Potty training your toddler can be a very stressful situation and one which you may think will never come right. You could even be excused for believing your child will grow into an adult and still be wearing nappies simply because he just doesn’t seem to be able to master the potty skill!
Rest assured! For some children the art of transitioning from nappy to potty can take a little longer. But your patience and perseverance with your little one is crucial.
Remember that potty training involves your toddler’s development and he is not choosing to be disobedient when he has an accident. He is just in the process of developing a skill and this takes time, lots of practice and an even bigger dose of patience from you.
Short attention span
Keep in mind that his attention span is short ,so if siblings are causing a distraction, the television is on, if he is hungry or in the middle of playing, he may show no interest at all in using the potty.
Learning to use the potty instead of his nappy – the only way he has ever known before – can be tricky because it is a very different process. Your youngster will have to start learning to recognise his urges and work out how to respond to these in a different way than he is used to. Of course, this involves timing and being able to remove clothing and/or underwear quite quickly.

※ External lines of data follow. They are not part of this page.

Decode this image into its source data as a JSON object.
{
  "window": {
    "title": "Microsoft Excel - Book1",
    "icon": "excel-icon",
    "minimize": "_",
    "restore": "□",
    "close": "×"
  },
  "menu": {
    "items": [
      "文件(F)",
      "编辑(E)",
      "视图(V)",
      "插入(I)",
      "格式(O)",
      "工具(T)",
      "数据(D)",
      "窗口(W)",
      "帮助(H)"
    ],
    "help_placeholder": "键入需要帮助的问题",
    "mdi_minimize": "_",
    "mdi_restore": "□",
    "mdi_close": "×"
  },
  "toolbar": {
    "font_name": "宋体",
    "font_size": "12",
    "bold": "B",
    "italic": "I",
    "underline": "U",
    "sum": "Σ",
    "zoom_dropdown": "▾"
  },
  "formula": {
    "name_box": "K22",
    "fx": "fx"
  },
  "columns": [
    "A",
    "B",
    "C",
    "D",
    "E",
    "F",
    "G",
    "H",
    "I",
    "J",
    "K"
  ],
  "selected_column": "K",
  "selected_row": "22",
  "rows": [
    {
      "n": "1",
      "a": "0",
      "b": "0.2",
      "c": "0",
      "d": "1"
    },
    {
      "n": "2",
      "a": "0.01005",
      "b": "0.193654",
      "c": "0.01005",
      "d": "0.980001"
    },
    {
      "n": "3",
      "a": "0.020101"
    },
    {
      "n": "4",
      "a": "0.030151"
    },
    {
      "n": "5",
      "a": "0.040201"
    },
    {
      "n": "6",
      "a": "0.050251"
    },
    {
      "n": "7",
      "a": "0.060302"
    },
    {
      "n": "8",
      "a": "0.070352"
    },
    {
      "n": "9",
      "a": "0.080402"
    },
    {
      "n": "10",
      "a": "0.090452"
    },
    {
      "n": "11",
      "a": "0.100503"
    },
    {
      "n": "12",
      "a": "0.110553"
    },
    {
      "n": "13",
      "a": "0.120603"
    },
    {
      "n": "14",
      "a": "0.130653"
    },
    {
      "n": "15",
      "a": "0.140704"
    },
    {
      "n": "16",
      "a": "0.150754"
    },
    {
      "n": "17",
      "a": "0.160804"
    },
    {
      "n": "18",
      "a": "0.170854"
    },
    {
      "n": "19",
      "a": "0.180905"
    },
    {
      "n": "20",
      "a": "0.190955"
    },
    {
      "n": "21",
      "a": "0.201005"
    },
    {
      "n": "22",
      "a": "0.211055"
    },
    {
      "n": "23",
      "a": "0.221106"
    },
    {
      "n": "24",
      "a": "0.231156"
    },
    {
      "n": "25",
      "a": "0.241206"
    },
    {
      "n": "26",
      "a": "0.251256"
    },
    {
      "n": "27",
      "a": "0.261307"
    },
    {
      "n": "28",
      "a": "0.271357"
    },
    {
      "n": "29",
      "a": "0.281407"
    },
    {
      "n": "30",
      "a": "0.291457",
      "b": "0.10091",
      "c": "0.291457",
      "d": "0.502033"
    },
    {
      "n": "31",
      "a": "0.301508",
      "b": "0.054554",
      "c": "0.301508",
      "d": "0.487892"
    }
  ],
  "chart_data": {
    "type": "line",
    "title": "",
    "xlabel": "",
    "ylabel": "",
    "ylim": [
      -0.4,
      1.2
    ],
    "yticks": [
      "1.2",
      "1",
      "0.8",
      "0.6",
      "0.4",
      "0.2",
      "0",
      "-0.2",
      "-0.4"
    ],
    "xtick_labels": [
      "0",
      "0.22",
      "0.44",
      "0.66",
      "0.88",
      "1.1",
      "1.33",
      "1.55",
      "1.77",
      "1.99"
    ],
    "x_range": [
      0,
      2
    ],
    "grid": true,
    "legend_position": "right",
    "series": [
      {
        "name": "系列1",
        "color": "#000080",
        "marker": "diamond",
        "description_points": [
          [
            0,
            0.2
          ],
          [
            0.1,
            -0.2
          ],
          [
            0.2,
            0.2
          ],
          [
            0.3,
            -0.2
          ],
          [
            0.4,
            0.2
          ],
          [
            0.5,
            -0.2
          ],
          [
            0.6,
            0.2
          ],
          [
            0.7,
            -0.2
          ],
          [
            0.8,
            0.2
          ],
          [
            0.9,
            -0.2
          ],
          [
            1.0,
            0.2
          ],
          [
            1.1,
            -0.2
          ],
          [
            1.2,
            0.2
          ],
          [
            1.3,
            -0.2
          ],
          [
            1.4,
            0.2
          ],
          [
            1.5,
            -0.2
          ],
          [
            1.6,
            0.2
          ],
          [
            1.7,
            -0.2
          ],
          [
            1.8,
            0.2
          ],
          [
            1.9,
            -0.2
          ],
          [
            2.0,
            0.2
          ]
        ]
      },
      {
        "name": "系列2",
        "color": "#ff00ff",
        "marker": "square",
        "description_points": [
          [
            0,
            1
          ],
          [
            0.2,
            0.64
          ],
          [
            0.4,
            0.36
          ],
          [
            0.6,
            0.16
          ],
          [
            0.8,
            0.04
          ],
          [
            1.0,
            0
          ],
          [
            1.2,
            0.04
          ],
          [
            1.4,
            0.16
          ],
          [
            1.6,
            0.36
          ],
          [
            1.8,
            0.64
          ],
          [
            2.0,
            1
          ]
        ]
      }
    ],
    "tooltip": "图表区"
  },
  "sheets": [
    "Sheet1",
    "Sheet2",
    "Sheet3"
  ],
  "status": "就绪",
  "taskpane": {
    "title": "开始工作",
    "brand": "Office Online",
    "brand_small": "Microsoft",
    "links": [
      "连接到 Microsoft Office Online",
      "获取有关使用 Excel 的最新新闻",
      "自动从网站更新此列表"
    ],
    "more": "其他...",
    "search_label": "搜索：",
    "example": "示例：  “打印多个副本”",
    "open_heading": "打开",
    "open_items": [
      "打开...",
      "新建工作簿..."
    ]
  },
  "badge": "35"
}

But no matter how frustrating this time is for you when you feel all you are ever doing is cleaning up his accidents, you have to stay calm and bear in mind that potty training takes practice. Lots of practice!
Punishment is not the answer
Punishment is not the solution as the child is not being naughty. So sending him to the naughty corner, or not letting him have a treat or watch his favourite television programme will not get results and besides, it is totally inappropriate!
The key lies in boosting his confidence. When he does use the potty or even tries to, make sure you encourage him and do not show anger or frustration when he doesn’t get it right. Comment on his accident and get him to help you clean up the mess and himself.
When he is trying to use the potty ensure you speak in a calm voice to help him to relax, giving him reassurance should he need help.
Keep in mind that this is a difficult time for your toddler as well as a very stressful one. Try to keep things as calm as possible. If your child feels undue pressure for him to perform in a potty this could even lead to constipation caused by “potty stress”. This can be very painful for him and can lead to some emotional setbacks related directly to potty training.
Regular practice sessions
Most moms who have been through the potty training process with a toddler will tell you that they believe there is not really a specific method that works better than others. But the one that more easily fits into their busy schedules is to hold regular practice sessions, even if your child feels he has no urge to go. Praising the child when he does use the potty will go far in building his self-confidence in this area and encouraging him to start being aware of his urges which is the first step.
Although this process is a gradual one it can be beneficial because your child will have less accidents because he keeps his nappy on and he learns the transition from nappy to potty in one step.
Just bear in mind it is a process which takes lots of time.